    i mentioned that previously as a possible solution, and it has also been suggested between the GCC members. In reality, looking at the inflation rates and the devaluation of our currency over the past few years, a revaluation of around 20-25% would be ideal, and is what is needed. However, if the countries do decide to revalue, don’t expect to see more than 7-8% (especially if you have Saudi Arabia making the decision, they’re pretty conservative when it comes to this issue, for obvious reasons), which isn’t really fixing the problem.

  • Carsten Agger
    5 April 2008

    Maybe Bahrain and the other Gulf countries should consider pegging to the euro instead of USD; the euro is stable, at least.

  • Abu Arron
    6 April 2008

    Hmm. What underpins the world economy? What does the Middle East trade in? Why does the West (predominantly USA) care a flying **** what happens in the Middle East? Yep, OIL. What currency is oil traded in globally?
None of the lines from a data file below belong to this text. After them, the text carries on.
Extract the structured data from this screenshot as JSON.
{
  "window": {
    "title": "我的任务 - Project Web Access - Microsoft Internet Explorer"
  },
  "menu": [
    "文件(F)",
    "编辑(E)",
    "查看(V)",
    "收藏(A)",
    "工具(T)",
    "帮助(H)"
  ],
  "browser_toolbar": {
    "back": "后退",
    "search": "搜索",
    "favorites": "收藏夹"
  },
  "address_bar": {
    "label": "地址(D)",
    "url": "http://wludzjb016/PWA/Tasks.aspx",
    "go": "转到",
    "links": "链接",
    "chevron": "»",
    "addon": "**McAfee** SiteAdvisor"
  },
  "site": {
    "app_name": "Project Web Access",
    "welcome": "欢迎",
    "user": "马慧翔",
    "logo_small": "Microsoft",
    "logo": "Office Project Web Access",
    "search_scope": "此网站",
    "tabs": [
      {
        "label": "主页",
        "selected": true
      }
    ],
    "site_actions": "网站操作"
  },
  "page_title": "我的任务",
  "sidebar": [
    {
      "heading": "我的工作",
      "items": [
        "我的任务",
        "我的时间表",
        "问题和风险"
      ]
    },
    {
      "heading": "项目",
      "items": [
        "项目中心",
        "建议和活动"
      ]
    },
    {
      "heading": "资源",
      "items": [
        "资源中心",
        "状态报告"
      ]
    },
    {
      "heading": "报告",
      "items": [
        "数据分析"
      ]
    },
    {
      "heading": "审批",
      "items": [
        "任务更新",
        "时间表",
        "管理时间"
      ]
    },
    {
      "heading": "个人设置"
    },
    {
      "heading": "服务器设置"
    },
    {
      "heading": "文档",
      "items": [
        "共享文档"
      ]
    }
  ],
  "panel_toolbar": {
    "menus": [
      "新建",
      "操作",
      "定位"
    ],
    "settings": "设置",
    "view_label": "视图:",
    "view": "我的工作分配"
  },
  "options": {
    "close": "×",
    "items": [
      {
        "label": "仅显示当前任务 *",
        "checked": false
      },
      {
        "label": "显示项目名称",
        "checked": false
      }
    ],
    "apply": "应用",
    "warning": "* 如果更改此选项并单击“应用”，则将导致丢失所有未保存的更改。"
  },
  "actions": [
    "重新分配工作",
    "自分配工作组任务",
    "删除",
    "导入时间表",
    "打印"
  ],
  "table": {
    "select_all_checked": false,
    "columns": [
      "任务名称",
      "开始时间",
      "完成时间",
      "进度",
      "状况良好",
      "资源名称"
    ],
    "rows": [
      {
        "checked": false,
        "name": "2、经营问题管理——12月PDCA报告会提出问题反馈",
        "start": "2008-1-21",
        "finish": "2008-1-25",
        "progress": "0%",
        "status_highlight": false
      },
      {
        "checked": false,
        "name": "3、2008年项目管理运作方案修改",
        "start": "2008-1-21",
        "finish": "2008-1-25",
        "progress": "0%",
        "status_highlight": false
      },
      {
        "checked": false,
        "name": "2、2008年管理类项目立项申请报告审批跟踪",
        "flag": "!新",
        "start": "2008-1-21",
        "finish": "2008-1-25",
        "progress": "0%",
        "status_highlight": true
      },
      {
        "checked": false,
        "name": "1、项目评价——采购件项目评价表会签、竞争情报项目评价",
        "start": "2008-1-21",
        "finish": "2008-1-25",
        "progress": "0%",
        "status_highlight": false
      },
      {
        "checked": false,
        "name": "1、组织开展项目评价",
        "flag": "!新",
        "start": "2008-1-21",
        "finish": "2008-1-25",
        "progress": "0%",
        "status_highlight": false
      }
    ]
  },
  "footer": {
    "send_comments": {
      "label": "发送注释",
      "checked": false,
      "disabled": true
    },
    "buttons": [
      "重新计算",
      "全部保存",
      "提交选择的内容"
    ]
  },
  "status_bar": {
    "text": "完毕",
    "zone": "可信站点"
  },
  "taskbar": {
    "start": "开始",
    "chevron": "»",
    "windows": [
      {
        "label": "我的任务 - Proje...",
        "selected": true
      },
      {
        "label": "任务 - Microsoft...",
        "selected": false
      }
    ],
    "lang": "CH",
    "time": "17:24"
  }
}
Yep, the good ol’ greenback.

    Certainly depegging would allow a (much needed) revaluation of the GCC currencies, but planning the various national budgets would require some serious (new) skills.

    At the moment it’s predominantly “x number of barrels sold = y number of $$ coming in. y number of $$ = z number of KWD/SAR/AED/etc”. Easy peasy, but what would the financial planners do when they run out of fingers and toes?

  • Sadek
    6 April 2008

    All fine and good with whats being said, but the reality is that the dollars depreciation is a relatively minor factor in the inflationary spiral we find ourselves here.
    As economies we have neither the fiscal or monetary tools to manage our economies.
    You don’t have to be Milton Friedman to realise that with all the money thats is being spent by governments’ in the GCC is the primary cause of this inflation, and that it is largely demand driven. As you increase money supply, you debase the value of money and also increase demand. As they say in the trade; we do not have many tools to sterilise the growth in money supply.
    Another factor is that the rest of the world is also going through an inflationary spiral, partly because everybody was happy to see the US pumping dollars into the global system, and partly because the standards of living in a number of economies (China and India)have gone up, driving agricultural commodity prices through the roof (we still haven’t seen anything yet in terms of price inflation). Finally the stupidity of converting staples as corn and soya to eco-fuels is having an impact.
    The simplistic suggestions of one-off revaluations will not solve anything, in fact it would likely increase the flows of money further.
    I would agree with Ammaro that the dollar is probably now reaching a bottom; it begs the question though that if the dollar bounces back will the same readers be clamouring for a devaluation?

Who’s gonna take it?